━━━ Recorded information

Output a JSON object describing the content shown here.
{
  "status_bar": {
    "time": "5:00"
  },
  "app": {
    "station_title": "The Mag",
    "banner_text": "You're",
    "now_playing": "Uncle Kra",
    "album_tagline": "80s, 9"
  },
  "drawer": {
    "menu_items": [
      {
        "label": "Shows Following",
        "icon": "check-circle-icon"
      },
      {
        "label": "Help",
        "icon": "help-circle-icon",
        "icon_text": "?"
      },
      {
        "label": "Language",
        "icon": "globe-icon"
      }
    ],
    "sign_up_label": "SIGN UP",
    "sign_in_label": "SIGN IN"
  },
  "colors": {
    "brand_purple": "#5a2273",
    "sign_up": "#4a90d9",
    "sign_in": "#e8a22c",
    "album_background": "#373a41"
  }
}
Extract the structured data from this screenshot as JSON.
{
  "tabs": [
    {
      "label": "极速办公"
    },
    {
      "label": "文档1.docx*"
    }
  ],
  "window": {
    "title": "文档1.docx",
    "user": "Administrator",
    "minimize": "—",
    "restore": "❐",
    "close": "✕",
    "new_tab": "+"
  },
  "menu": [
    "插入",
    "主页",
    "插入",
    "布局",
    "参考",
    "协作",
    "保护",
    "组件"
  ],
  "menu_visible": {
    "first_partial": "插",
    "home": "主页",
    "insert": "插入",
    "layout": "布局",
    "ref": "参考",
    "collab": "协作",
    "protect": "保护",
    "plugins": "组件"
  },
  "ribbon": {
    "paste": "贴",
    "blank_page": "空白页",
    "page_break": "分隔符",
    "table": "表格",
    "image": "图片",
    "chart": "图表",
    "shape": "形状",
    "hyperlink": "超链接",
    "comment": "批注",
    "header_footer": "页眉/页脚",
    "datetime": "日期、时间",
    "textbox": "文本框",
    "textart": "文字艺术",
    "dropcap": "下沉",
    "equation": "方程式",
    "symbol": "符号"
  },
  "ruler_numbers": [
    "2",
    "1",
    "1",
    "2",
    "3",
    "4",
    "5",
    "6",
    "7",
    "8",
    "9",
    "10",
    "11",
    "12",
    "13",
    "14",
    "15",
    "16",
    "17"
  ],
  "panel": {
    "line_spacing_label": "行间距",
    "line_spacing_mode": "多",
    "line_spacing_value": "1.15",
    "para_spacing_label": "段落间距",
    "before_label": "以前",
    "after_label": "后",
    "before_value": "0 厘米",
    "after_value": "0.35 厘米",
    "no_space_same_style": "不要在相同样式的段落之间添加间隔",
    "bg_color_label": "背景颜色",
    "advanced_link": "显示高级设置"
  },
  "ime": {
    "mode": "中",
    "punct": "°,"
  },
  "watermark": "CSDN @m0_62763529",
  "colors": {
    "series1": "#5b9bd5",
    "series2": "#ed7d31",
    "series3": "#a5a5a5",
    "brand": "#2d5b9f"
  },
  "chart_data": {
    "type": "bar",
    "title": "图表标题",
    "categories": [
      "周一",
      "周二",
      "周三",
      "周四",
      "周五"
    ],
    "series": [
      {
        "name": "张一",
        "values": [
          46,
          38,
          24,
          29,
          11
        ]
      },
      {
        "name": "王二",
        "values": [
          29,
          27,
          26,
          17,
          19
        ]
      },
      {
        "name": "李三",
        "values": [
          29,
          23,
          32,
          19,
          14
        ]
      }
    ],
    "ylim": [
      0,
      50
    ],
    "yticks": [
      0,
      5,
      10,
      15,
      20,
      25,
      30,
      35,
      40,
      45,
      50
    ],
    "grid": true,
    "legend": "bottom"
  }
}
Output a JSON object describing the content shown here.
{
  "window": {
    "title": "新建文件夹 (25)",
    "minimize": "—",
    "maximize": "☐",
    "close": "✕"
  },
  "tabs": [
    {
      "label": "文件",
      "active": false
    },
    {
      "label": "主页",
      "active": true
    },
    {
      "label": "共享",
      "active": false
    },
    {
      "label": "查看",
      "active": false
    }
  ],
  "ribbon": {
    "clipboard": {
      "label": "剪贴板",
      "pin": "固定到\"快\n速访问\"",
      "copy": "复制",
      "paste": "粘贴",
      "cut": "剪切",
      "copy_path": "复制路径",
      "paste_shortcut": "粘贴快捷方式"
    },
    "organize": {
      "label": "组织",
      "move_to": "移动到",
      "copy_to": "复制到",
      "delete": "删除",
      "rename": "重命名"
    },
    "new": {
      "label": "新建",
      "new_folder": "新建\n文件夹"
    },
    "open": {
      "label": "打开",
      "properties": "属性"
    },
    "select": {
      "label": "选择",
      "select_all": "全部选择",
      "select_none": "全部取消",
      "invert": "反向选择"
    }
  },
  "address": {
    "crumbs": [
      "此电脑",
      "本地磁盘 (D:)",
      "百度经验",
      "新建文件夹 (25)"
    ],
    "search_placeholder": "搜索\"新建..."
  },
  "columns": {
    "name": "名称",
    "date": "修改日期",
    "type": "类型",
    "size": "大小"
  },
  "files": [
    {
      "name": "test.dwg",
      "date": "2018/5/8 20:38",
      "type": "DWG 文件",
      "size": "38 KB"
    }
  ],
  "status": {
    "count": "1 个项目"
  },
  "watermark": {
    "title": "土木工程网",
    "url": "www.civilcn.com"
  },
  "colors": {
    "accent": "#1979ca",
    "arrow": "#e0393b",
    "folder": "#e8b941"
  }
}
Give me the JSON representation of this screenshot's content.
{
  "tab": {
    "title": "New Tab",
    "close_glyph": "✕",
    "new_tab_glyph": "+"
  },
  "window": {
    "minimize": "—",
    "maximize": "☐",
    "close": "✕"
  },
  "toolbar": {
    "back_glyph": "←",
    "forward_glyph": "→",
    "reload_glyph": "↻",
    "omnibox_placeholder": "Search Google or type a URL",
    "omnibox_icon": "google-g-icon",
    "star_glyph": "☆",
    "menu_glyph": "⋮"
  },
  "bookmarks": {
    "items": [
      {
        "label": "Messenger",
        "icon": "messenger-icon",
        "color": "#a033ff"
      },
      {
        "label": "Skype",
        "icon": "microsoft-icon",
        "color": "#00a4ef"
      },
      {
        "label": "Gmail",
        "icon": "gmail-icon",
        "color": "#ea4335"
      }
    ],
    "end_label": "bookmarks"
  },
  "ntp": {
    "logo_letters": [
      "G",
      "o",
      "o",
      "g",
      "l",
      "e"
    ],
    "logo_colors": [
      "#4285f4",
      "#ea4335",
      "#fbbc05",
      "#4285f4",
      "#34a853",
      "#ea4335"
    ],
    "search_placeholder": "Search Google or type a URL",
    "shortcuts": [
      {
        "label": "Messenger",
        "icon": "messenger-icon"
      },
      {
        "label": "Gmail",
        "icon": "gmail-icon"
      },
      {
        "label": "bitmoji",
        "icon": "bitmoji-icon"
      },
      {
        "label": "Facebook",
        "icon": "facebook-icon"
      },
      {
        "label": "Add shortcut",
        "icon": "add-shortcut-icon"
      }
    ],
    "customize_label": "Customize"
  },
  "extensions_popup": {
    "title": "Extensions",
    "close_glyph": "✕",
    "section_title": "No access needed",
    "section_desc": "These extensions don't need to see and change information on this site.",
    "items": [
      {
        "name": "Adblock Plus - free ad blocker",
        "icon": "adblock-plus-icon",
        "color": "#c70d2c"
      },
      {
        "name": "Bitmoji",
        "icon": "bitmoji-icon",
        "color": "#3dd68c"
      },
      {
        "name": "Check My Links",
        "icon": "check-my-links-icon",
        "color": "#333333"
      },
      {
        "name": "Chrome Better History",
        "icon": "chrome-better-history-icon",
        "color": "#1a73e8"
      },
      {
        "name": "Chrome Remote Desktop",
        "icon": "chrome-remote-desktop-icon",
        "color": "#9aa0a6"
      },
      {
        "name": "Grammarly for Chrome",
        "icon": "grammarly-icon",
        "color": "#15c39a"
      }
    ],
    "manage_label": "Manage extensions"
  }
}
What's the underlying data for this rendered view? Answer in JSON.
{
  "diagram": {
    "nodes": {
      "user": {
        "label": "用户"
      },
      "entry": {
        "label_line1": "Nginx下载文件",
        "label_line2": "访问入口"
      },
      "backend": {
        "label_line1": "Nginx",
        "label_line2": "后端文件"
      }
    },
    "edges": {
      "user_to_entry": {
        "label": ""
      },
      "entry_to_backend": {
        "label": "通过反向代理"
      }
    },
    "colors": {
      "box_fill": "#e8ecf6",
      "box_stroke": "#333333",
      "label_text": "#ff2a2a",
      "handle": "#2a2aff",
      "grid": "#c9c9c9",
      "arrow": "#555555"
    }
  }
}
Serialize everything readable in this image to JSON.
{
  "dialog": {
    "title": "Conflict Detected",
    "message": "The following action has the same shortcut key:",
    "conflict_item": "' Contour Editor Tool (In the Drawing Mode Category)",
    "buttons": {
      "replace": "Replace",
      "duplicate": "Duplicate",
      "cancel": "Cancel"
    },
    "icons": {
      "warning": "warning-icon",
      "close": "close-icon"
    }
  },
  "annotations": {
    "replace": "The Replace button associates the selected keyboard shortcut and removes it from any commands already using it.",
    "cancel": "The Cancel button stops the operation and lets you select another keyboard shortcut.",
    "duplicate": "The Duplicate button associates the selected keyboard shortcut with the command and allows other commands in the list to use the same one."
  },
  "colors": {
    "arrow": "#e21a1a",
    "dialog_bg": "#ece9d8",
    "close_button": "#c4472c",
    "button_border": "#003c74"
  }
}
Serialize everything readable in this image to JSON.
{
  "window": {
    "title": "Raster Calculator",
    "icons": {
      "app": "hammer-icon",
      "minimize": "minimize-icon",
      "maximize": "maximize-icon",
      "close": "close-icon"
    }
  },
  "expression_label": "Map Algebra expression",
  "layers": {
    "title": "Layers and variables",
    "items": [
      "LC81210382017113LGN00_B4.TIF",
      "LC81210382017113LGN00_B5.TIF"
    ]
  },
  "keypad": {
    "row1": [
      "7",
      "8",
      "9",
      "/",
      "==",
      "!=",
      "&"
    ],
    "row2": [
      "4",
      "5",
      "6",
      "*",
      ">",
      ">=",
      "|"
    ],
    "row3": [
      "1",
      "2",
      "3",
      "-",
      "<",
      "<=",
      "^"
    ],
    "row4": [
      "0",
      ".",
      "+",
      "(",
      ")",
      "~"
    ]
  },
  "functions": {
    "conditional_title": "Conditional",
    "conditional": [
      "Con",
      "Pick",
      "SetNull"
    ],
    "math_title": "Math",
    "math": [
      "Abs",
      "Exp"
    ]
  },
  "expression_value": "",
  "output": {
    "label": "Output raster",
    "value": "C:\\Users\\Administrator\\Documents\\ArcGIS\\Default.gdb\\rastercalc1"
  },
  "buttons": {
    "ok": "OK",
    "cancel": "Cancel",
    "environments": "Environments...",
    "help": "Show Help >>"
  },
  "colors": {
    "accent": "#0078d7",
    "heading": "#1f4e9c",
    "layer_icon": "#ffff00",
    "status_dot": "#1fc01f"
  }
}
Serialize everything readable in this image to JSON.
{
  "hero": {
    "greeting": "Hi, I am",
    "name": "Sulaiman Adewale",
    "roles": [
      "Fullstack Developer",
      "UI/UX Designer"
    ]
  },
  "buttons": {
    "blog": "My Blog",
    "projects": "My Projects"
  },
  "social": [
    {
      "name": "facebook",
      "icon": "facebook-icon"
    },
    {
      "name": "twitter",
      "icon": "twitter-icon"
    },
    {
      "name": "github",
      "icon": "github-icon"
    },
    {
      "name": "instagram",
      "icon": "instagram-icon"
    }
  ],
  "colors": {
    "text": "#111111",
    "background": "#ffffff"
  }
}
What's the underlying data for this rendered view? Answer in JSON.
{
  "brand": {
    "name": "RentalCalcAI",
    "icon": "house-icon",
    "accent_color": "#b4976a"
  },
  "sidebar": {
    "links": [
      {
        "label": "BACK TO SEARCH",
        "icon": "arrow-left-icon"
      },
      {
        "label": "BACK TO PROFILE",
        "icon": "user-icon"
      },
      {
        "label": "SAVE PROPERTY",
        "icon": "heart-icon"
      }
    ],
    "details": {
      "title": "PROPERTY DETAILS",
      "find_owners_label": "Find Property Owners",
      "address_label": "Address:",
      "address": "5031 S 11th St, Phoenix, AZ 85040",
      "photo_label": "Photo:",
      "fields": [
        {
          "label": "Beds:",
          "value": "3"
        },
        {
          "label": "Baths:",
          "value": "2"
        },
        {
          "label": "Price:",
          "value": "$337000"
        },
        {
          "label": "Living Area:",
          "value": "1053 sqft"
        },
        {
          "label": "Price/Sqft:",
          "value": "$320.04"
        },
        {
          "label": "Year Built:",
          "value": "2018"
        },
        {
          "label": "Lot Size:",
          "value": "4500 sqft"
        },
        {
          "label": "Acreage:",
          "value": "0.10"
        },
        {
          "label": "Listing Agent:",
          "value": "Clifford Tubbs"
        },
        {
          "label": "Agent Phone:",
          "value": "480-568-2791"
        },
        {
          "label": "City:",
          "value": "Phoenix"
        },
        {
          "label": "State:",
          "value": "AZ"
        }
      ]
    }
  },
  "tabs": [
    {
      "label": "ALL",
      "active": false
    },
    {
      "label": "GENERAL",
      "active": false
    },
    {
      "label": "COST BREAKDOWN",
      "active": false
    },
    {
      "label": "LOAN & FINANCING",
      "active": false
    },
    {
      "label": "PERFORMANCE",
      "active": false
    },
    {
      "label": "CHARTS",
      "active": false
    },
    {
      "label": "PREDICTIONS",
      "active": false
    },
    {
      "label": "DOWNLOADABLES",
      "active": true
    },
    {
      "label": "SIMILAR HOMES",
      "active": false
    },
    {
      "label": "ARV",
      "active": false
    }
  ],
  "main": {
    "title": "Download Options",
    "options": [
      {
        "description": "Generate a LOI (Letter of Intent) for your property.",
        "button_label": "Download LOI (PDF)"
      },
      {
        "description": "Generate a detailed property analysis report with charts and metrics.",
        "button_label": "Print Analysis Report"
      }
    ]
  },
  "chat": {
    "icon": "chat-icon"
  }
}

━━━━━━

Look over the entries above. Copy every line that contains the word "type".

    "type": "bar",
    "type": "类型",
      "type": "DWG 文件",
    "omnibox_placeholder": "Search Google or type a URL",
    "search_placeholder": "Search Google or type a URL",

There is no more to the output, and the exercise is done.